There’s a garden in Halifax that not only grows produce, it actually grows people’s futures as well.
Hope Blooms is a community garden that launched eight years ago in an underprivileged community “that had a lot of stigma around it,” according to Jessie Jollymore, the organization’s executive director. And the way the program works is remarkably simple.
Children and teens plant and maintain the garden. The crops they produce are then used to make salad dressings which sell for $8 a bottle. All the money raised then goes towards a scholarship fund for the young gardeners. In fact, the project is about to send its very first student to school.
Mamadou Wade’s studies will begin this fall, but he has no intention of leaving his old garden behind.
“I want to make sure all our youth can go to post-secondary school,” he said, explaining that he plans to mentor other youth who participate in the Hope Blooms program. “Education is such a big tool in society and I believe it can open doors … regardless of your age, gender, where you come from, the postal code that you’re encompassed in.”
To make matters even better, Hope Blooms just got a huge boost when Loblaws agreed to carry its salad dressings on its shelves. Dozens of Syrian refugees have also flocked to the garden, where they now regularly tend to crops.

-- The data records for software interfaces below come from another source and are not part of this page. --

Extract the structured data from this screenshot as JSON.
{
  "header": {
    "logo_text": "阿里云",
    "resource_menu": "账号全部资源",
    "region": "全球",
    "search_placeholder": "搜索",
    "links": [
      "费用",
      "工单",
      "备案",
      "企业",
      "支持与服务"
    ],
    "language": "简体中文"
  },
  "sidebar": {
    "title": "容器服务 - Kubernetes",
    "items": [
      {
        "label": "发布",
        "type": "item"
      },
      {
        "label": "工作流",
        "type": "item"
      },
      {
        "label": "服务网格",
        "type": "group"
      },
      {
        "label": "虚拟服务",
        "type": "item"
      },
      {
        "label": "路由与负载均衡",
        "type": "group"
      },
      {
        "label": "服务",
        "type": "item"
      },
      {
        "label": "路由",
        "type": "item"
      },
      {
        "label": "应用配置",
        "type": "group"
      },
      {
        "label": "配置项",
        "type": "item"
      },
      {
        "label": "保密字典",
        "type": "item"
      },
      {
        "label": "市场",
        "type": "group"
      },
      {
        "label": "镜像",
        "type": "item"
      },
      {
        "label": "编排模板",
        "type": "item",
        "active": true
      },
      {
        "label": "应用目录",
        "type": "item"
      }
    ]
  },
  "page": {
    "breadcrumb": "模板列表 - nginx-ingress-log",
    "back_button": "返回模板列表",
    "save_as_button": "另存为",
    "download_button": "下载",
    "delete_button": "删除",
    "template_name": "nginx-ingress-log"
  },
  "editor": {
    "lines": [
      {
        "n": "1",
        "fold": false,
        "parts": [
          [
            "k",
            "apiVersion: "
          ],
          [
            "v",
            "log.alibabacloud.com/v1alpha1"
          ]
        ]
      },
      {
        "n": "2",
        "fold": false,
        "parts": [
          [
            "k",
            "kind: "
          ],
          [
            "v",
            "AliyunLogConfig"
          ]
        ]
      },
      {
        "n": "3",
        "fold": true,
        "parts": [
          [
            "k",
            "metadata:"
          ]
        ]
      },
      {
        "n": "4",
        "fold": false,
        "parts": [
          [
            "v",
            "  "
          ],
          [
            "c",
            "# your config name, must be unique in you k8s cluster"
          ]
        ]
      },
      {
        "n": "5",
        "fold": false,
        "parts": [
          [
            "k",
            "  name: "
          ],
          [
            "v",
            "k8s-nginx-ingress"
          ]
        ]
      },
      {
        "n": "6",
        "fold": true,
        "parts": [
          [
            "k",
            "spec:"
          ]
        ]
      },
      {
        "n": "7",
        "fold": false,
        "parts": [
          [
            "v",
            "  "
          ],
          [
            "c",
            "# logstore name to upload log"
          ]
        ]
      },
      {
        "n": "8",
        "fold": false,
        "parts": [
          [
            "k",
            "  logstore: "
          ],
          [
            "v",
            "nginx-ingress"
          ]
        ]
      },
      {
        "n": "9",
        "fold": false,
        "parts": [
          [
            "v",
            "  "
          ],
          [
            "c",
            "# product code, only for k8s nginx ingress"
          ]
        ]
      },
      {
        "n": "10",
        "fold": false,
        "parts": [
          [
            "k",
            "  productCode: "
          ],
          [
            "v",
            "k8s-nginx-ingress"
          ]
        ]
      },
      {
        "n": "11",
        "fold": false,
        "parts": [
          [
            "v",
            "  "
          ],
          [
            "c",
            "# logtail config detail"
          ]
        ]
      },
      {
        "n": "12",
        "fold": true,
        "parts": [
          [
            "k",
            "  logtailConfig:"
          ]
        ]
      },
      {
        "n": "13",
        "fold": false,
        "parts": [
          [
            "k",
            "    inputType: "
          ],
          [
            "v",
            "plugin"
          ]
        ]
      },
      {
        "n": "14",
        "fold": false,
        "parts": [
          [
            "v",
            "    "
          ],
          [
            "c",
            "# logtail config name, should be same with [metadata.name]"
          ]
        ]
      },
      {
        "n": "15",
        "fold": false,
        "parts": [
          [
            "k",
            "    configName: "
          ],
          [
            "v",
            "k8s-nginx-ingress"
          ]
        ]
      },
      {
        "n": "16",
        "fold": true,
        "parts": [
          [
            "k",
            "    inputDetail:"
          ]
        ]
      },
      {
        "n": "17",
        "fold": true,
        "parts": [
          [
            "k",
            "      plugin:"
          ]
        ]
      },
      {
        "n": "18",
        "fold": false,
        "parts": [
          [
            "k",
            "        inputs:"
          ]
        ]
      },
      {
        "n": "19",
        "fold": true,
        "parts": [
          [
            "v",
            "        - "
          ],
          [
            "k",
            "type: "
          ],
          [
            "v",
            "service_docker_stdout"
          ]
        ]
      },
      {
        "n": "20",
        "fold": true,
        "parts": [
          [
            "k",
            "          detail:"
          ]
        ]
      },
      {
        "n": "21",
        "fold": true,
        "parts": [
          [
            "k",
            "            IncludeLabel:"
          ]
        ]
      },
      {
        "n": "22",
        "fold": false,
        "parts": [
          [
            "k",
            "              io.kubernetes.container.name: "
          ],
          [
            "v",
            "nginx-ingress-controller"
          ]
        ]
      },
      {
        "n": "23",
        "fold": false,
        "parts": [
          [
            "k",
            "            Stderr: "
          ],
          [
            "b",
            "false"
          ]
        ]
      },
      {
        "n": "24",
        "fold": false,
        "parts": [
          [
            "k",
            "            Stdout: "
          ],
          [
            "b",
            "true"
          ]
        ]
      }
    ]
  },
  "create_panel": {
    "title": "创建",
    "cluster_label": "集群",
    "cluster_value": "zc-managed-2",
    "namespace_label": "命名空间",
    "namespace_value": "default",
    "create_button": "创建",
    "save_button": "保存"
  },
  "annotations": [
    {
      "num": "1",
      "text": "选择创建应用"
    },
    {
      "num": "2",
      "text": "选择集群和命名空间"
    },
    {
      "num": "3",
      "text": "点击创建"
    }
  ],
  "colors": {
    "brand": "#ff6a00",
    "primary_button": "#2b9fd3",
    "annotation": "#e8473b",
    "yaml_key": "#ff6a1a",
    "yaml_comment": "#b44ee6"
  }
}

With these kinds of results, Jollymore is hoping to see Hope Blooms expand across the country. You can learn more about the program in the video above.